Game Two: Magic becomes catatonic with the ball on the wing, dribbling out the last 10 seconds of regulation while ostensibly looking for Kareem Abdul-Jabbar in the low post. L.A. doesn't even get off a final shot in a game it will lose in overtime.

Game Four: The Lakers bollix up a chance to win on their last possession in regulation when Robert Parish intercepts Magic's pass to James Worthy. L.A. loses in OT again—thanks largely to Magic's two missed free throws with :35 left and the score tied at 123.

Game Seven: What has been a Celtic rout suddenly becomes a three-point Celtic lead in the final 1:14, with the Lakers moving upcourt. But Magic is stripped of the ball by Boston's Dennis Johnson. Just seconds later, after L.A. regains possession with another chance to pull within one, Magic throws the ball away. He's playing with some pain from tendinitis in his knees, but even he will admit that weak knees have nothing to do with being weak-kneed.

It has become fashionable to cite as evidence of Magic's ability to rise to big occasions his 42-point, 15-rebound, seven-assist performance in Game Six of the '80 NBA finals, when the Lakers, without Abdul-Jabbar, who was injured and not even at the game, routed the 76ers in Philadelphia to win the title. Magic partisans also point out Michigan State's 75-64 defeat of Bird and Indiana State to win the NCAA crown in 1979. But since neither game was close, there weren't any true clutch moments.

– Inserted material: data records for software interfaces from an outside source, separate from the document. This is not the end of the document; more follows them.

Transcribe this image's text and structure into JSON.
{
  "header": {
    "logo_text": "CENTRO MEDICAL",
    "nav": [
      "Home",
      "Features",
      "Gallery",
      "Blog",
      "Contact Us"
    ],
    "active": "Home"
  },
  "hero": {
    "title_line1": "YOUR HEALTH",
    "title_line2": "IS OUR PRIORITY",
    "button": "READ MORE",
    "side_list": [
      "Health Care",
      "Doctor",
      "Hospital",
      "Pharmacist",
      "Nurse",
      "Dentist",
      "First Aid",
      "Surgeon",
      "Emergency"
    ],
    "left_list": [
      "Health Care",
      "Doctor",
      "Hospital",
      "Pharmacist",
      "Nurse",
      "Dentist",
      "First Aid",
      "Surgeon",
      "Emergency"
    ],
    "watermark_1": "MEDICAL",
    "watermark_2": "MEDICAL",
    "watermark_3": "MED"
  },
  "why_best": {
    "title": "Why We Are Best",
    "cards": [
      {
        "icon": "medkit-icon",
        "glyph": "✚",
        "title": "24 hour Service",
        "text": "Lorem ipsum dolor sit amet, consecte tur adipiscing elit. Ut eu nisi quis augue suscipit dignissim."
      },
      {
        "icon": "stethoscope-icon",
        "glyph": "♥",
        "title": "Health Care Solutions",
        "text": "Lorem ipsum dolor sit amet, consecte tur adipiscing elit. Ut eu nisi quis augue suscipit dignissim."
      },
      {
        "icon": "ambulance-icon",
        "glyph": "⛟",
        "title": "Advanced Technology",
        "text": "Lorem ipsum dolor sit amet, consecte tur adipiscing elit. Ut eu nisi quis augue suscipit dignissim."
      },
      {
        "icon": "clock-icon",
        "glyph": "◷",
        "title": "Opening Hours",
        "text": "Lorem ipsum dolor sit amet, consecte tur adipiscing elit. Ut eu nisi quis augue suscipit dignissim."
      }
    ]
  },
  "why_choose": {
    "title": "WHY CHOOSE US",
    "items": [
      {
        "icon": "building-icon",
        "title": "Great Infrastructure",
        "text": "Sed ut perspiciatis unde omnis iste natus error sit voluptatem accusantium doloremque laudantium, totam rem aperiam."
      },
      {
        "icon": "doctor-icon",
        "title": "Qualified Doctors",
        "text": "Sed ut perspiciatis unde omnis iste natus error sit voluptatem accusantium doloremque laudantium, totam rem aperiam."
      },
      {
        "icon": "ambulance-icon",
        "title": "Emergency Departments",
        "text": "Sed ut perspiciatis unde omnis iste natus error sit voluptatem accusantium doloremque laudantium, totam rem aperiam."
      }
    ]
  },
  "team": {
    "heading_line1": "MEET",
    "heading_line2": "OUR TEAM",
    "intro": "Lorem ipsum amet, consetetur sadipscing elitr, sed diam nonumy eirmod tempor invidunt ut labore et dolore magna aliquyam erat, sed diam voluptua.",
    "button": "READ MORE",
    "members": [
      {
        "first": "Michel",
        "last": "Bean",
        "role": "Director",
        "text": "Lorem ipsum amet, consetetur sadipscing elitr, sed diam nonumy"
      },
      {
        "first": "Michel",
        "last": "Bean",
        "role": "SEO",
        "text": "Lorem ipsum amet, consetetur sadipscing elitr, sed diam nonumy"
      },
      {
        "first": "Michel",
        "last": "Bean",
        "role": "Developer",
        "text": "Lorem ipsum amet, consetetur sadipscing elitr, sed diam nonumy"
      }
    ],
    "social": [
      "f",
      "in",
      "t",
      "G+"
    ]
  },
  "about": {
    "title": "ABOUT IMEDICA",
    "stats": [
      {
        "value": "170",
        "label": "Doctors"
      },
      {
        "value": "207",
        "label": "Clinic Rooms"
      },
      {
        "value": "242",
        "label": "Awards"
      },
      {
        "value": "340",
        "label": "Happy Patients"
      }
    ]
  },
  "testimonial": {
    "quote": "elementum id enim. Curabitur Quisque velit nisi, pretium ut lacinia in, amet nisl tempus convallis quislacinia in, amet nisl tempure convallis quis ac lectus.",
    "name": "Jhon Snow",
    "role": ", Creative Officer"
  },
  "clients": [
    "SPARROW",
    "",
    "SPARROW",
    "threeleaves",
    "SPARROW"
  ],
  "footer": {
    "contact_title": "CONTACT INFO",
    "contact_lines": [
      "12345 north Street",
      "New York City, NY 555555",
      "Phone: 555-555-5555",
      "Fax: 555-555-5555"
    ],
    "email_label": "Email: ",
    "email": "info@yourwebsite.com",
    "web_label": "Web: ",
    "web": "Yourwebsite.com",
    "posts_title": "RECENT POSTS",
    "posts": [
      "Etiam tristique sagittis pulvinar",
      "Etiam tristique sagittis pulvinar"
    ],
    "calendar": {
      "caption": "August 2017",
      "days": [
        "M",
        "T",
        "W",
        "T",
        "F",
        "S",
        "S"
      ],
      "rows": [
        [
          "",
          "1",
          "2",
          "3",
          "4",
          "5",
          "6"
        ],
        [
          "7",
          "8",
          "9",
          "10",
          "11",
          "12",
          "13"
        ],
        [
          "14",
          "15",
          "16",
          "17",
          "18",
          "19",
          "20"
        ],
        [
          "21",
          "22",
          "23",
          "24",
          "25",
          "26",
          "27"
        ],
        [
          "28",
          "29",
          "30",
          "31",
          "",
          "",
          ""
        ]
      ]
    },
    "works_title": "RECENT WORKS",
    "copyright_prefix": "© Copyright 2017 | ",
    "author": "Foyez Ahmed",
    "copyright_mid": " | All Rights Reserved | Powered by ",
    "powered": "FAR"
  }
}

A more telling test: the final game in the 1981 L.A.-Houston best-of-three miniseries, when the Rockets threatened to oust the defending champion Lakers in L.A. First, with the score tied at 85, :30 left. Magic blew two of three free throws. After the Rockets scored to go up 87-86, the Lakers looked to Magic once more. With :03 left, he didn't just miss; his driving jumper in the lane didn't even draw iron. Exit L.A.

Certainly anyone can be excused for turning the ball over at crunch time—once. Maybe twice. And anyone can miss an occasional shot or blow a couple of free throws (though, increasingly, such failings are tolerated more often than they should be). But when this happens repeatedly, we can't help but wonder: When the very biggest games get to be their very closest, is Magic's unreliability chronic?

Show us it ain't so, Earvin.